We call them bulots here; in English they’re sea snails (Buccinum undatum). Whatever their moniker,  they’re one of the tastiest morsels that comes from the sea.  They’re also one of the most common,at least here in Normandy.  On any given day in any given poisssonerie, or fish market, or at any given fish stand in the market, bulots are always present.

Bulots are sold both raw and cooked.  If they’re cooked, all that need be done is carry them home, put them in a bowl, pull out toothpicks, lemon, and mayonnaise and voila! Lunch is served.  

I like to cook bulots myself, to insure their tenderness.    I am always amazed that my children tuck into these creatures with abandon, pulling them from their shells and dipping them into mayonnaise.  It is at moments like these that I realize I have raised French children.  they like their sea snails, they sometimes make the mayonnaise that is indispensably served with them.  

Cooking bulots is a simple affair. It requires heavily salted water (to replicate sea water), herbs like bay, thyme, fennel, parsley. I add a half lemon to the water, as well as a sliced onion.  I add the bulots to cold water, bring it to a boil and leave it there for 15 minutes.  Then, I remove the pan from the heat and let the bulots cool in the water. If I’m going to serve them immediately I drain them. Otherwise, I leave them in their cooking water until I’m ready to serve them, which might be two to three days hence. They keep perfectly for that length of time.

Mayonnaise is obligatory with little things from the sea. I make mine flavored with lemon zest, and tarragon from the garden at this time of year.  This makes it even nicer and more fresh than ordinary  home made mayonnaise. It’s a simple affair to make.  Put an egg yolk, a teaspoon of Dijon mustard, and a tablespoon of vinegar in a bowl. Whisk in a big pinch of salt, then a very thin stream of peanut or sunflower oil, until the mixture thickens. Finish it with a thin stream of extra-virgin olive oil, to the thickness you like. If you’re from Provence, you want your mayonnaise thick enough to stand a spoon in. In Normandy we like it a bit thinner – it’s the oil that determines the thickness.

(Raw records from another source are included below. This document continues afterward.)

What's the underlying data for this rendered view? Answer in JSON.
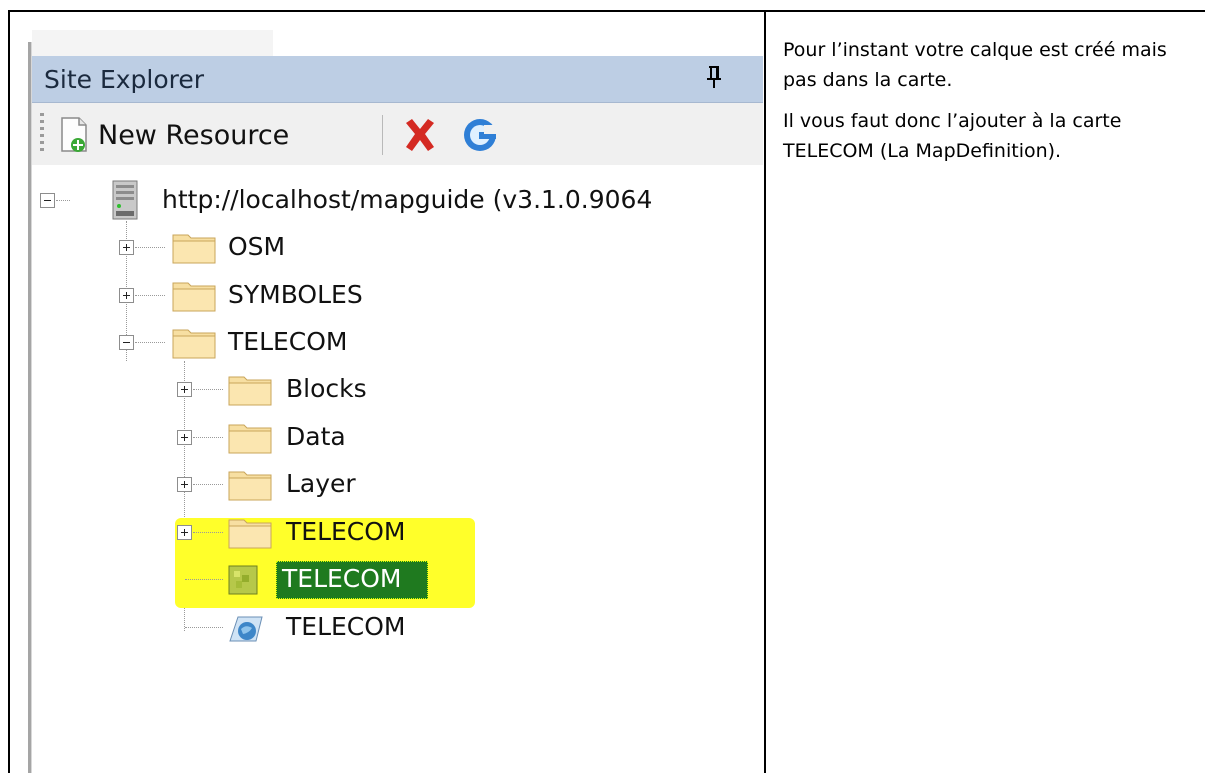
{
  "panel": {
    "title": "Site Explorer",
    "pin_icon": "pin-icon"
  },
  "toolbar": {
    "new_resource_label": "New Resource",
    "delete_icon": "delete-icon",
    "refresh_icon": "refresh-icon"
  },
  "tree": {
    "root": "http://localhost/mapguide (v3.1.0.9064",
    "osm": "OSM",
    "symboles": "SYMBOLES",
    "telecom": "TELECOM",
    "blocks": "Blocks",
    "data": "Data",
    "layer": "Layer",
    "telecom_folder": "TELECOM",
    "telecom_layer": "TELECOM",
    "telecom_map": "TELECOM"
  },
  "note": {
    "line1": "Pour l’instant votre calque est créé mais pas dans la carte.",
    "line2": "Il vous faut donc l’ajouter à la carte TELECOM (La MapDefinition)."
  },
  "colors": {
    "highlight": "#ffff2a",
    "selection": "#1f7a1f",
    "header": "#bdcee4"
  }
}
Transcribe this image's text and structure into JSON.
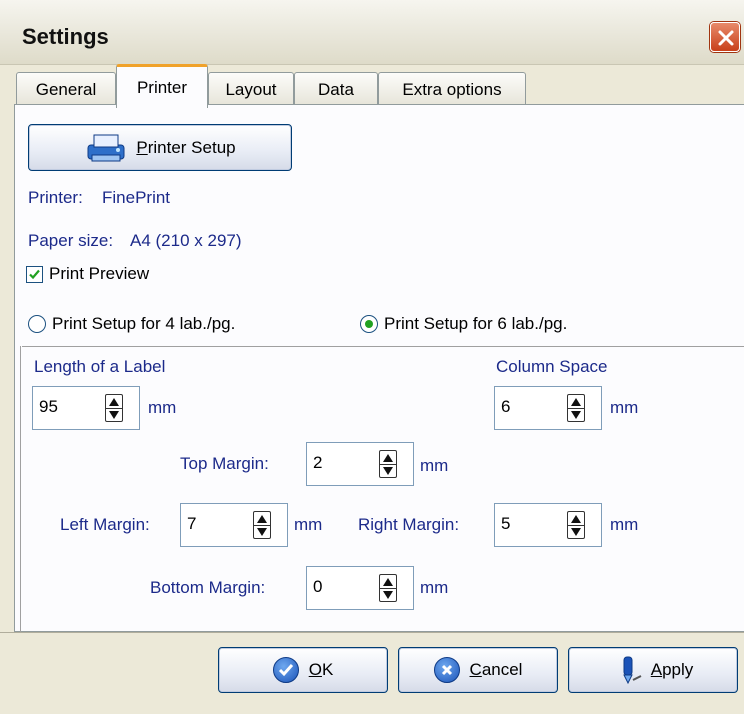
{
  "window": {
    "title": "Settings"
  },
  "tabs": [
    {
      "label": "General"
    },
    {
      "label": "Printer"
    },
    {
      "label": "Layout"
    },
    {
      "label": "Data"
    },
    {
      "label": "Extra options"
    }
  ],
  "printer": {
    "setup_button": {
      "label_first": "P",
      "label_rest": "rinter Setup"
    },
    "printer_label": "Printer:",
    "printer_value": "FinePrint",
    "paper_label": "Paper size:",
    "paper_value": "A4 (210 x 297)",
    "print_preview": {
      "label": "Print Preview",
      "checked": true
    },
    "radio_4": {
      "label": "Print Setup for 4 lab./pg.",
      "selected": false
    },
    "radio_6": {
      "label": "Print Setup for 6 lab./pg.",
      "selected": true
    }
  },
  "fields": {
    "length_label": "Length of a Label",
    "length_value": "95",
    "column_space_label": "Column Space",
    "column_space_value": "6",
    "top_margin_label": "Top Margin:",
    "top_margin_value": "2",
    "left_margin_label": "Left Margin:",
    "left_margin_value": "7",
    "right_margin_label": "Right Margin:",
    "right_margin_value": "5",
    "bottom_margin_label": "Bottom Margin:",
    "bottom_margin_value": "0",
    "unit": "mm"
  },
  "footer": {
    "ok": {
      "first": "O",
      "rest": "K"
    },
    "cancel": {
      "first": "C",
      "rest": "ancel"
    },
    "apply": {
      "first": "A",
      "rest": "pply"
    }
  },
  "colors": {
    "label_blue": "#1c2a8a",
    "tab_highlight": "#f0a22a",
    "close_red": "#c8401a",
    "check_green": "#21a121"
  }
}
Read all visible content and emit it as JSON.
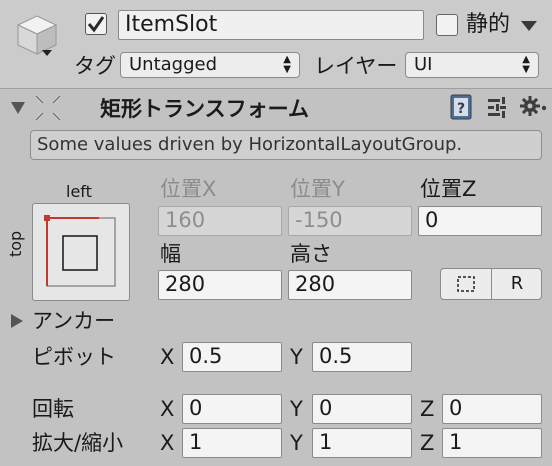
{
  "header": {
    "object_name": "ItemSlot",
    "active_checked": true,
    "static_label": "静的",
    "static_checked": false,
    "tag_label": "タグ",
    "tag_value": "Untagged",
    "layer_label": "レイヤー",
    "layer_value": "UI"
  },
  "component": {
    "title": "矩形トランスフォーム",
    "info_text": "Some values driven by HorizontalLayoutGroup.",
    "anchor_preset": {
      "top_label": "left",
      "side_label": "top"
    },
    "fields": {
      "pos_x_label": "位置X",
      "pos_y_label": "位置Y",
      "pos_z_label": "位置Z",
      "pos_x": "160",
      "pos_y": "-150",
      "pos_z": "0",
      "width_label": "幅",
      "height_label": "高さ",
      "width": "280",
      "height": "280"
    },
    "raw_button_label": "R",
    "anchors_label": "アンカー",
    "pivot": {
      "label": "ピボット",
      "x_axis": "X",
      "x": "0.5",
      "y_axis": "Y",
      "y": "0.5"
    },
    "rotation": {
      "label": "回転",
      "x_axis": "X",
      "x": "0",
      "y_axis": "Y",
      "y": "0",
      "z_axis": "Z",
      "z": "0"
    },
    "scale": {
      "label": "拡大/縮小",
      "x_axis": "X",
      "x": "1",
      "y_axis": "Y",
      "y": "1",
      "z_axis": "Z",
      "z": "1"
    }
  },
  "colors": {
    "header_bg": "#cbcbcb",
    "panel_bg": "#c2c2c2",
    "anchor_red": "#c0392b",
    "checkbox_dark": "#2b2b2b"
  },
  "icons": [
    "gameobject-cube-icon",
    "dropdown-arrow-icon",
    "foldout-arrow-icon",
    "recttransform-icon",
    "help-book-icon",
    "presets-icon",
    "gear-icon",
    "blueprint-mode-icon"
  ]
}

If you don’t have bulots you can substitute whelk, abalone, or simple shrimp with your mayonnaise.  Enjoy!




You might also enjoy

NUTMEG, France, gold, expensive, French cuisine
Nutmeg, More Precious Than Gold

In the 14th century, a pound of nutmeg was purportedly worth three sheep and a cow; in the 17th century, the little, fragrant nut was valued higher than gold.

Pin It on Pinterest

Share This